NCJ Number
Addiction Volume: 97 Issue: 3 Dated: March 2002 Pages: 329-336
Paul McArdle; Auke Wiegersma; Eilish Gilvarry; Birgitta Kolte; Steven McCarthy; Michael Fitzgerald; Aoife Brinkley; Maria Blom; Ingo Stoeckel; Anna Pierolini; Ingo Michels; Rob Johnson; Stephan Quensel
Susan Savva
Date Published
March 2002
8 pages
This study examined the hypotheses that both family structure and function influenced risk for substance use in European populations, that these effects differed for males and females in different settings, and were independent of potentially confounding factors such as antisocial behavior, drug availability, or social class.

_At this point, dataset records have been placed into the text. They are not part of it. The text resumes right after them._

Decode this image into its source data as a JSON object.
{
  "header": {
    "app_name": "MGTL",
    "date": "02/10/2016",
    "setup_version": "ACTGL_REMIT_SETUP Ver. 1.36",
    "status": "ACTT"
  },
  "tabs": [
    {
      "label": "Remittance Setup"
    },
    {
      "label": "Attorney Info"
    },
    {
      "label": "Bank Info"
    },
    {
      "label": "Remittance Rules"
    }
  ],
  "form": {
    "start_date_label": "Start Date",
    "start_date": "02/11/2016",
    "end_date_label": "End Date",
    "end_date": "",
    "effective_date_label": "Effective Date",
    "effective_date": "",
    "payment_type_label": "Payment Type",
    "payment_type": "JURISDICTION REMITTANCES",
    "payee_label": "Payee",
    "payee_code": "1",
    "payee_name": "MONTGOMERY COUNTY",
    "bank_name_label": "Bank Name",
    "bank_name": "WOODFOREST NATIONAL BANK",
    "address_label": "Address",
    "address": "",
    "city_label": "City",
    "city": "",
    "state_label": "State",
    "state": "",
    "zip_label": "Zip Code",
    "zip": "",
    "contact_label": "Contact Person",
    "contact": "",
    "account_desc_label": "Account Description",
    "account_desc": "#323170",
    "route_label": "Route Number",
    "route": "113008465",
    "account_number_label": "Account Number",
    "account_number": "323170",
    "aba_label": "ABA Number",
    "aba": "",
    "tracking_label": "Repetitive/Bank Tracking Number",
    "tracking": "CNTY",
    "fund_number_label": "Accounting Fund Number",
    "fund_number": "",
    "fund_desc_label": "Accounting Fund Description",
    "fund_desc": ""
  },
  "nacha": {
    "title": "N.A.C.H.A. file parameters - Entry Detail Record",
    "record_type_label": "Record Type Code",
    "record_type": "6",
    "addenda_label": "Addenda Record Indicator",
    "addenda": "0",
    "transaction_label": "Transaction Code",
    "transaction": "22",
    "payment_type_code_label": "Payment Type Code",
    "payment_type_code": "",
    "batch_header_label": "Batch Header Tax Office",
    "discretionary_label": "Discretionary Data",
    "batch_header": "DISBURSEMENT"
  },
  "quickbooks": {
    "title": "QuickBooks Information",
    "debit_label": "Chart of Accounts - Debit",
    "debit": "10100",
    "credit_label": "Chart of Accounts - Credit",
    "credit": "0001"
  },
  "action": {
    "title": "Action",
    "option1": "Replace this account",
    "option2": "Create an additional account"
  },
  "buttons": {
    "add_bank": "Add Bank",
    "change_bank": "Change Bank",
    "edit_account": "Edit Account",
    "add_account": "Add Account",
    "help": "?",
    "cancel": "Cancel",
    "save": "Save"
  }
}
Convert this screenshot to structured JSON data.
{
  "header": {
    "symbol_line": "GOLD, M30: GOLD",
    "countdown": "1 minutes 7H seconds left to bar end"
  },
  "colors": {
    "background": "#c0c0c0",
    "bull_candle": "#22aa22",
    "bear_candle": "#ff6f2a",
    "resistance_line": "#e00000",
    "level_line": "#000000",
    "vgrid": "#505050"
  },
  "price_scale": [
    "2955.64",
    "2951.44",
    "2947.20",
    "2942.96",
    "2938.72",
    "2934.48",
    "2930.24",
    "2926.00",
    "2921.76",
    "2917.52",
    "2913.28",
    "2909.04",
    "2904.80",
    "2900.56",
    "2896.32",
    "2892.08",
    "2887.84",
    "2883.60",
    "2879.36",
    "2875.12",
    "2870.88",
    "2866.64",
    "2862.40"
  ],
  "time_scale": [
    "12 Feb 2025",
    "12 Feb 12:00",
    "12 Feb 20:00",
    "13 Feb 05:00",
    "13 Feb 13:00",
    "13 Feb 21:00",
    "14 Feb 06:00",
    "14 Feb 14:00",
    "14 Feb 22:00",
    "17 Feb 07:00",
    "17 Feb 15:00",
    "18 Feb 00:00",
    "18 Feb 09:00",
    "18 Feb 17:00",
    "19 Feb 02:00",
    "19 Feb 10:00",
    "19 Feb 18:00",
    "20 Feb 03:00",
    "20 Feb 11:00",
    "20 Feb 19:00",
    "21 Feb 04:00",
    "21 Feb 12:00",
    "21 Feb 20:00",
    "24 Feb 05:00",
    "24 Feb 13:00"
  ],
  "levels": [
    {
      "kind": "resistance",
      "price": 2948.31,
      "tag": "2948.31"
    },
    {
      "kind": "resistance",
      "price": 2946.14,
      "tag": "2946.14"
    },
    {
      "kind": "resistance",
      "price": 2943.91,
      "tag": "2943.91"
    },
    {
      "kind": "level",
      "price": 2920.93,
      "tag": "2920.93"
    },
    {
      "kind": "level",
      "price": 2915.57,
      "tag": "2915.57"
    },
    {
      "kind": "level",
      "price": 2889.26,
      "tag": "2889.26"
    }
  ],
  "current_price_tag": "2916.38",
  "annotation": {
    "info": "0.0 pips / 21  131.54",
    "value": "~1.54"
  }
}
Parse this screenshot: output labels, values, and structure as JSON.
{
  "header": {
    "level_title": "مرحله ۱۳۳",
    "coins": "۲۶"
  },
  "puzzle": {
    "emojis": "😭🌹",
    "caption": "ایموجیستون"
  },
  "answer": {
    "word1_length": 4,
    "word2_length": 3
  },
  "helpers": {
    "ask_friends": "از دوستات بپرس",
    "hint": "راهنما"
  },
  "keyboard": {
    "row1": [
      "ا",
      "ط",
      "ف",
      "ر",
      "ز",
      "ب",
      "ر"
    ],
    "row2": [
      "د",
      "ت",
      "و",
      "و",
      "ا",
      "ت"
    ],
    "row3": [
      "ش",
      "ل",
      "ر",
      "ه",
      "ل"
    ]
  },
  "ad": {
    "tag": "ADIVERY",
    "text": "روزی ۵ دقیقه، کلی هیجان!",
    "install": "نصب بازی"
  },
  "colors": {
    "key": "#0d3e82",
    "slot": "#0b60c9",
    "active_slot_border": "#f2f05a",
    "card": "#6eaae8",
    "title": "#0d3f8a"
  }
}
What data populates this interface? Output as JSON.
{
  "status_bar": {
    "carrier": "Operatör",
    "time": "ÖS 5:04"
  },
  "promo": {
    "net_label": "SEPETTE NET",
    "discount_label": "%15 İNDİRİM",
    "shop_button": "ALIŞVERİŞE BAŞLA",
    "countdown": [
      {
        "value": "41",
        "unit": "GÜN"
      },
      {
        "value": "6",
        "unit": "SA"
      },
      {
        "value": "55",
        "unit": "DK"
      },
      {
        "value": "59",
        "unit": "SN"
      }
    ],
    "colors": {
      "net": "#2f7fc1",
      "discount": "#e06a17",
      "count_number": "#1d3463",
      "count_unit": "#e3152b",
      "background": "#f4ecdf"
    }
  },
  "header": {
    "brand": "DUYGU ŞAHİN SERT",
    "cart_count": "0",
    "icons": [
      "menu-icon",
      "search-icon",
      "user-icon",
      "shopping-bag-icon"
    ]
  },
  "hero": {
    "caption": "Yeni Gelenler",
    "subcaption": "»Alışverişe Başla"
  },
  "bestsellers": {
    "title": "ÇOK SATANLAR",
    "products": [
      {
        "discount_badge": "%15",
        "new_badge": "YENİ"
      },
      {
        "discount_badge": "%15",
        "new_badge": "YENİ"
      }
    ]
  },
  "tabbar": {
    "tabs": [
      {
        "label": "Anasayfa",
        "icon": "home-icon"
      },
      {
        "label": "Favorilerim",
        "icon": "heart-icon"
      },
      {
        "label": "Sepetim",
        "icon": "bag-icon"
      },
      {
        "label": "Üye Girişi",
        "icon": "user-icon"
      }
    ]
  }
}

Prior European studies reported marked international and regional differences in rates of youth substance use. These differences did not correspond to levels of risk factors such as social class, delinquent behavior, or parental separation in a simple ways, suggesting that family factors are relevant to international variations in substance use. This study explored family structure and measures of family functioning in relation to adolescent substance use and established if these relationships differed according to gender or according to the city of origin in the sample. A cluster sampling method was used in order to obtain a representative sample of young people in each city. Pupils surveyed ranged in age from 14 to 15 years from five European cities: Newcastle upon Tyne, Dublin, Rome, Bremen, and Groningen. The survey instrument was a questionnaire derived from that of the European School Survey Project on Alcohol and other Drugs (ESPAD) providing questions on family and drug use. Data were obtained on 3,984 participants in relation to their substance use, living with both biological parents, confiding in parents and grandparents, and supervision and other variables representing delinquency, social class, and drug availability. Study findings indicated that living with both parents and the quality of the parent-child relationship were associated independently with the rate of drug use by young people. In addition, in the absence of either the family structure or quality variables the rate of drug use was 42.3 percent. If both were present it was 16.6 percent and in the presence of either, approximately 32 percent. The rate of drug use in modern urban communities remained substantial even in the absence of family risk factors. It was concluded that both the quality of family relationships and the structure of families appear to be significant influences on youth drug use. Tables and references